Printed on: December 03, 2012

Amid GOP leadership fight, campaign cash flowed

Associated Press

BOISE, Idaho (AP) - As Election Day approached, Moscow Republican House candidate Cindy Agidius noticed her campaign account filling with money from prominent GOP lawmakers, from districts hundreds of miles from hers in northcentral Idaho.

House Speaker Lawerence Denney of Midvale chipped in $1,000 from an internal GOP account, while Majority Leader Mike Moyle of Star gave $500. Cash from Assistant Majority Leader Scott Bedke of Oakley and Rep. Christy Perry of Nampa also went into her coffers.

"It was always interesting to see where the money came from, especially since I didn't ask for it," said Agidius, who won Nov. 6 by just 123 votes.

More than a show of support for a partisan colleague in a tight race, however, this election cash infusion for Agidius and dozens of other Republican candidates across Idaho underscores the tense internal House GOP fight now being waged for leadership posts.

Denny and Bedke are facing off for House speaker, Moyle has a challenge from Rep. Rich Wills of Glenns Ferry, and Perry has two rivals, Reps. Steve Hartgen of Twin Falls and John Vander Woude of Meridian, for the open House majority caucus chair post.

There's also a three-way competition for Bedke's old job, with Reps. Brent Crane of Nampa, Jeff Thompson of Idaho Falls and Lynn Luker of Boise aiming for assistant majority leader.

Money isn't everything, but Idaho politicians aren't neglecting it as they seek power - or, in Denney's and Moyle's case, to preserve it - at next Wednesday's closed-door, GOP-only dinner at a Boise country club. There, a secret ballot will determine the personalities who will control the chamber when the 2013 session starts Jan. 7.
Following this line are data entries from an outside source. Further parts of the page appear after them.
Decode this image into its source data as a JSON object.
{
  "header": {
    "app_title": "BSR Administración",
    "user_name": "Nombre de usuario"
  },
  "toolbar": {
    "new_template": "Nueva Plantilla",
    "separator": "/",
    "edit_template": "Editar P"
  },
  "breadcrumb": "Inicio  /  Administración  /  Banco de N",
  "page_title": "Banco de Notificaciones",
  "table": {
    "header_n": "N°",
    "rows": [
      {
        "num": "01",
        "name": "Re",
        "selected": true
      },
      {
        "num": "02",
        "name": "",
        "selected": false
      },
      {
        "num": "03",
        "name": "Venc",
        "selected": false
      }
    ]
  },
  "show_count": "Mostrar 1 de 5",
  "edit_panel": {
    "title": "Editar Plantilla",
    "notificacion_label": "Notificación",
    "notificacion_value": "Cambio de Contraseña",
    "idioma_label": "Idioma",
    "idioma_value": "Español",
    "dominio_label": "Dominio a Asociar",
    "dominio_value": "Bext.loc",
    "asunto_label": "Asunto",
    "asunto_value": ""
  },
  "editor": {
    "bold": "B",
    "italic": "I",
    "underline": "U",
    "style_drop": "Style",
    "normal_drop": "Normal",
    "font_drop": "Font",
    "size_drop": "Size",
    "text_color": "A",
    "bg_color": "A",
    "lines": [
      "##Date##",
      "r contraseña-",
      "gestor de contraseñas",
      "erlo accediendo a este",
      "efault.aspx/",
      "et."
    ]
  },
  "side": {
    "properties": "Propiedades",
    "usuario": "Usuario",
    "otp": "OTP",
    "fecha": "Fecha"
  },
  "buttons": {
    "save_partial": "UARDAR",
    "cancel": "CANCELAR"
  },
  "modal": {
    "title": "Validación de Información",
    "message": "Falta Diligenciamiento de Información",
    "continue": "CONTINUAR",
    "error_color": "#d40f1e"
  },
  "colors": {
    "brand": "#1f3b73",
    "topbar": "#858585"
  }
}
The Denney-Bedke matchup has garnered the most scrutiny.

Denney, a western Idaho alfalfa farmer, has been speaker for three terms, long enough to win the loyalties of representatives who rallied with him around issues including opposition to President Obama's health insurance overhaul, but also bitter enemies who feel he runs the chamber with a partisan fist.

In six years, he's booted Republicans from committee chairmanships on loyalty grounds and punished lobbyists who supported his rivals. This spring, he contributed $10,000 from a House account he controls, the Victory Fund, to political action committees working to unseat GOP incumbents in May 15's primary.

Though Denney denies he intended the cash be used to beat sitting Republicans, Bedke contends the situation laid bare a management style that favors creating divisions, not good public policy.

"This is about pragmatic problem solving," said Bedke, a rancher. "It's also about being inclusive. And we can be inclusive without compromising our principals."

Denney expects their fight to be decided by 23 Republican House freshmen.

"It's going to come down to new people who really have not built a relationship with either one of us," he said. "I've been talking to the returning people, as well, but the new folks are the ones that don't know us."

Wills didn't return a phone call Friday.

But Moyle, now Denney's right-hand man in the chamber, expects leaders who survive Wednesday night will have a variety of motives to thank.

Some conservative lawmakers will pick leaders most likely to stand up to federal initiatives. Others will choose based on who they believe will reward them with prime committee assignments. Still others may have simple political grudges to settle.

"There's all kinds of different things in play," Moyle said.

And then, of course, there's money.

Amid the speaker's race, Bedke gave more than $26,000 to 37 House GOP candidates. Thirty won and will vote Wednesday.

Denney, meanwhile, chipped in about $28,000 to 36 candidates via the Victory Fund he controls. Twenty-three were victorious.

Like Agidius, some received money from both Denney and Bedke - and will have to decide between them.

Politically savvy, Agidius knows not to tip her hand.

"I'm going to go to Boise with an open mind, and I'm going to listen some more," she said, adding campaign contributions will hardly be decisive.

There's some precedent for that.

In 2006, state Rep. Bill Deal, from Nampa, gave $11,000 to 22 GOP candidates, ahead of his bid for House speaker against Denney.

Denney gave only $3,400 to 13 candidates - but still won.